_Given data:_
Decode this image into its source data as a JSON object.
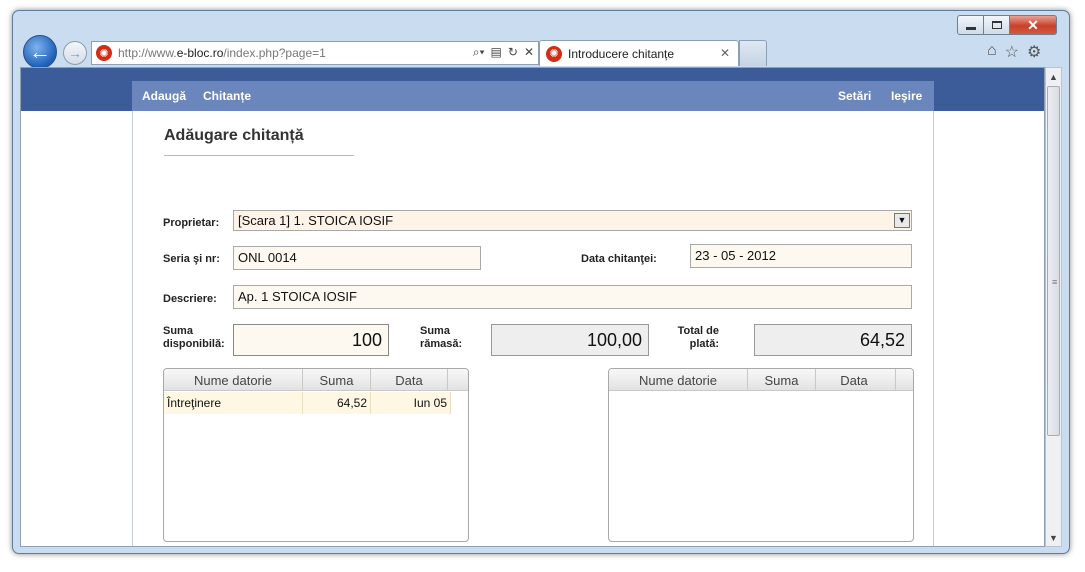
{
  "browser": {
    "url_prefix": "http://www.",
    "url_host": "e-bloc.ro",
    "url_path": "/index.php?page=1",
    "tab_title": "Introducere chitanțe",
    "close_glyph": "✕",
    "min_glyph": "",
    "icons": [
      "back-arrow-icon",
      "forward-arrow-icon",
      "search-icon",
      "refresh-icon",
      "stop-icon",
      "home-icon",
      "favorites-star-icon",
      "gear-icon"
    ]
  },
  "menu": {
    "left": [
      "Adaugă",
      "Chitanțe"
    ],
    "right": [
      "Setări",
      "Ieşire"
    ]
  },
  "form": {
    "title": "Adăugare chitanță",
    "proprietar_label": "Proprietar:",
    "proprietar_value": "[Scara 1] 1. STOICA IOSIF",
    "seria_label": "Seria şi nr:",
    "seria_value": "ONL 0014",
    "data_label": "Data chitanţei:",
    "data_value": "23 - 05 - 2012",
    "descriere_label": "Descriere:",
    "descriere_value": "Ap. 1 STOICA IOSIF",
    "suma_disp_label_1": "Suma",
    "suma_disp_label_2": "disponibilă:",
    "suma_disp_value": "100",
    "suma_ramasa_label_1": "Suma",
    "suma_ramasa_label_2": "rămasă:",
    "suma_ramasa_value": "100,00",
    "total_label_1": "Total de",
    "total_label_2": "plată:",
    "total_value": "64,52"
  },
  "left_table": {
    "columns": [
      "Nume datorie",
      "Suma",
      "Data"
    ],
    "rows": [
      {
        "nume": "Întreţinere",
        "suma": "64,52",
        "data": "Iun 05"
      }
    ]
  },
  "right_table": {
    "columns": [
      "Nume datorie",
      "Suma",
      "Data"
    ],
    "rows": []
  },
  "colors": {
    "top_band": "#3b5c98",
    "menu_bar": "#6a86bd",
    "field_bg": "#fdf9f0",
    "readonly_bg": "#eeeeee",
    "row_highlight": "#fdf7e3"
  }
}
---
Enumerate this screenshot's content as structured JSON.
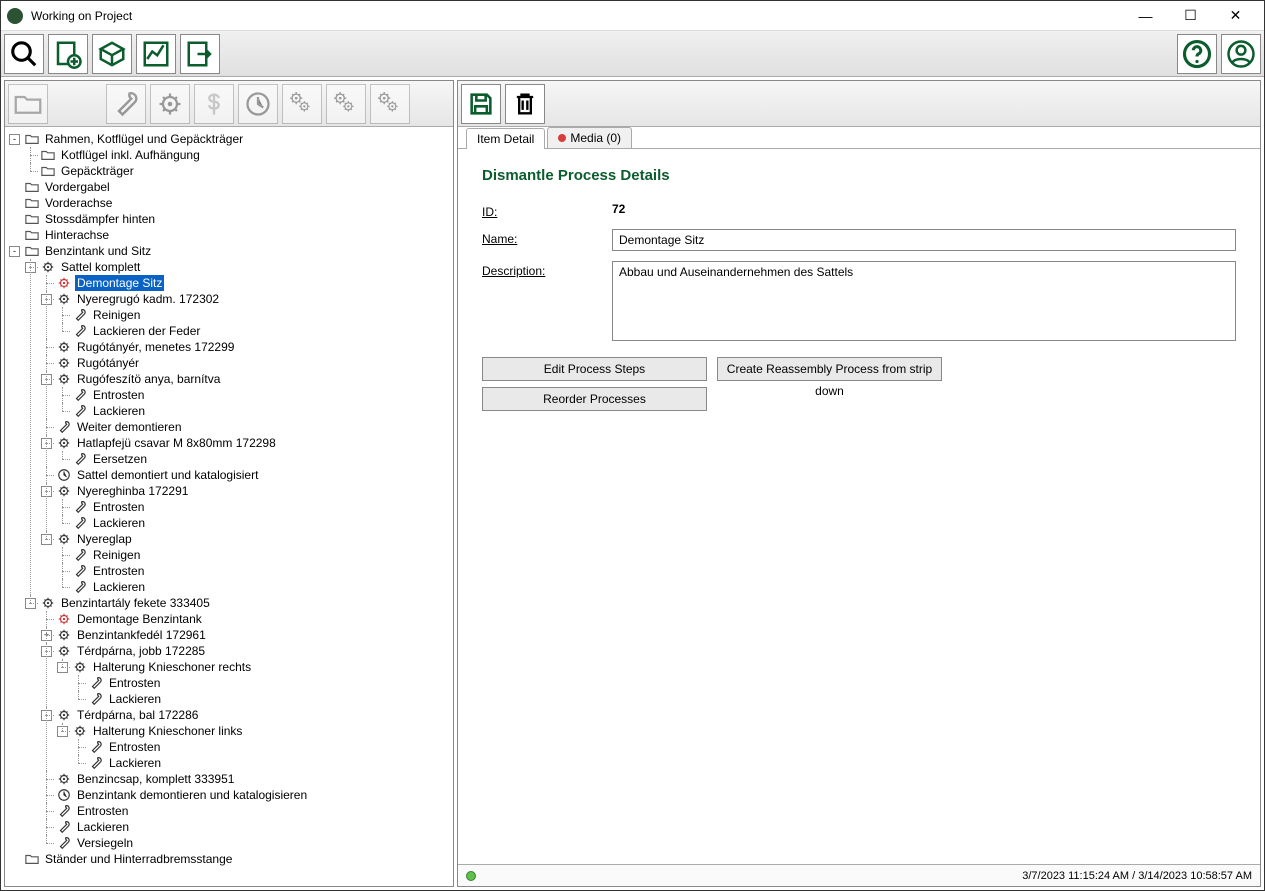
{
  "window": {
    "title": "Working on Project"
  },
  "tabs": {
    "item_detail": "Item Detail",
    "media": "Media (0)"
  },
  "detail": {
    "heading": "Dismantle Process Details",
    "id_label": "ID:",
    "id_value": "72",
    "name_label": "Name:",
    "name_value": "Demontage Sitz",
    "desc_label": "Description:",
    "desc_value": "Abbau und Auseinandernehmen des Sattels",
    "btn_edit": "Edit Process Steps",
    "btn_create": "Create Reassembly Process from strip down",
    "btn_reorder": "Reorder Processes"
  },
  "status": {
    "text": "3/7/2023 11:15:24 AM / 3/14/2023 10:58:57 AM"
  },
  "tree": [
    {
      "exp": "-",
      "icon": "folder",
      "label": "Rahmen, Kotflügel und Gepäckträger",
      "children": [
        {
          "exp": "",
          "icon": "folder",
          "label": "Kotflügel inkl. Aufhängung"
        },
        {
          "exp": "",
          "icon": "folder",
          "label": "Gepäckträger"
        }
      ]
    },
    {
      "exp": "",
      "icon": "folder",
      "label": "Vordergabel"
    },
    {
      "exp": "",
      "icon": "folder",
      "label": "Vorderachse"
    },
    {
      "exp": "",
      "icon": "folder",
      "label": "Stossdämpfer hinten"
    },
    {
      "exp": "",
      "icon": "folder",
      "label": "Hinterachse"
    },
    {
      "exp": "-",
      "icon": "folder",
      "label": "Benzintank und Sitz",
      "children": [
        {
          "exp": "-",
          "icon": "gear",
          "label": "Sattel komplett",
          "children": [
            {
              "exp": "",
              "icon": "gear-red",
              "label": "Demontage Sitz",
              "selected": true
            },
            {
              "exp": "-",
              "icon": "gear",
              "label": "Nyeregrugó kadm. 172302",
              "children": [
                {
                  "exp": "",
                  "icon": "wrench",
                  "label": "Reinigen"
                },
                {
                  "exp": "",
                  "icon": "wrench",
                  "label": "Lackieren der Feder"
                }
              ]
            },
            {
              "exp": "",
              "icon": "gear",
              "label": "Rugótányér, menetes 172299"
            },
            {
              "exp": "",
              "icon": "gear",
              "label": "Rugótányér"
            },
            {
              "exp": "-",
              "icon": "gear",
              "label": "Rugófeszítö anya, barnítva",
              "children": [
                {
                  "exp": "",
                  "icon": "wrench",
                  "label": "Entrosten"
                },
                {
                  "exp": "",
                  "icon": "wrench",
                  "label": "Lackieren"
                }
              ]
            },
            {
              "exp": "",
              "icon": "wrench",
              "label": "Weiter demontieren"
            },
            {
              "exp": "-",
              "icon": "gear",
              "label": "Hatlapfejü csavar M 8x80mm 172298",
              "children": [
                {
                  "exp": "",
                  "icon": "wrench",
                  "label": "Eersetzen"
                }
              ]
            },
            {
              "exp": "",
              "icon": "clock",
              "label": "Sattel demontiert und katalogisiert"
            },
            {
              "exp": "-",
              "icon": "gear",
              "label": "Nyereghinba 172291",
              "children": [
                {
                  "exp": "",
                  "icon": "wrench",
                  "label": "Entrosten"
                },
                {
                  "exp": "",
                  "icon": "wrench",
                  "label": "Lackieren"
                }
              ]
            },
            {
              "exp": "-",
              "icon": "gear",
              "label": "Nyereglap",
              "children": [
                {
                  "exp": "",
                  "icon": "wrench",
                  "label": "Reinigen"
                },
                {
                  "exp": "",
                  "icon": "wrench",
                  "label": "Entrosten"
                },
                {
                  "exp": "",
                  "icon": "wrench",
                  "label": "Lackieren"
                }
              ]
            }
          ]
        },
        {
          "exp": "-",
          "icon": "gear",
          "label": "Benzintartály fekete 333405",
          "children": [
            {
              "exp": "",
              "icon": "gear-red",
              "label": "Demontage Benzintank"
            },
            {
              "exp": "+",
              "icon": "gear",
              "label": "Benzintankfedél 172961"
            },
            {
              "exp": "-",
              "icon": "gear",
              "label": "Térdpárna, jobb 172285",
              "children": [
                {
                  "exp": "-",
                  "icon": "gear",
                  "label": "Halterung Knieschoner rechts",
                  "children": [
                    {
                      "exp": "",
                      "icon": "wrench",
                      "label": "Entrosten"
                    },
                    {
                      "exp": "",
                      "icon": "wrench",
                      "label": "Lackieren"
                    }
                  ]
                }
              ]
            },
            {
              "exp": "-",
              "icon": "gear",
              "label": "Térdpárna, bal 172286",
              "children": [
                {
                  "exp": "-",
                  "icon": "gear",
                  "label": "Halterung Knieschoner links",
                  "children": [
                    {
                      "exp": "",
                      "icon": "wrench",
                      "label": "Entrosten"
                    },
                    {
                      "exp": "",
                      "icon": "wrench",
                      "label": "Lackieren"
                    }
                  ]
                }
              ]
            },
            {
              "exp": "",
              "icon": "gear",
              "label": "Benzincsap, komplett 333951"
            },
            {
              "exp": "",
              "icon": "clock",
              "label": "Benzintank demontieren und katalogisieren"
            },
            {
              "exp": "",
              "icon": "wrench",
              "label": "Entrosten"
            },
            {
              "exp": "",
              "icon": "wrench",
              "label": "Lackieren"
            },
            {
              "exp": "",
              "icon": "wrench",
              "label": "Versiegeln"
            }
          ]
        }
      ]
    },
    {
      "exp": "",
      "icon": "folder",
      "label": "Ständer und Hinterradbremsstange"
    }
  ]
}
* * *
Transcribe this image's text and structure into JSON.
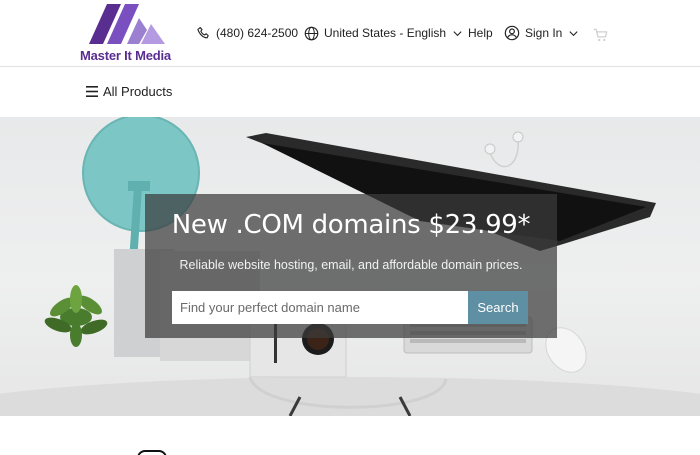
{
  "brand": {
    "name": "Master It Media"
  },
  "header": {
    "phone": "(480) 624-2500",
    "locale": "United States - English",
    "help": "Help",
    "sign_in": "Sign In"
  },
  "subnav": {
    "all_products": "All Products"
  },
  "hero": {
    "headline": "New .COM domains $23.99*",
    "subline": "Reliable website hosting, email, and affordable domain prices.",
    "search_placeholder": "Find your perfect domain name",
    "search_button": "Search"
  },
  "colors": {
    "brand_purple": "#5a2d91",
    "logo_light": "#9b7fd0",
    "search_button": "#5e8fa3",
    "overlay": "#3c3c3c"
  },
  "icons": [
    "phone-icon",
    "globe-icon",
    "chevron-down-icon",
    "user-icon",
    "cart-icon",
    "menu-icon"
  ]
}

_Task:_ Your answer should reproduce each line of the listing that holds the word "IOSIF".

_Result of the exercise:_
    "proprietar_value": "[Scara 1] 1. STOICA IOSIF",
    "descriere_value": "Ap. 1 STOICA IOSIF",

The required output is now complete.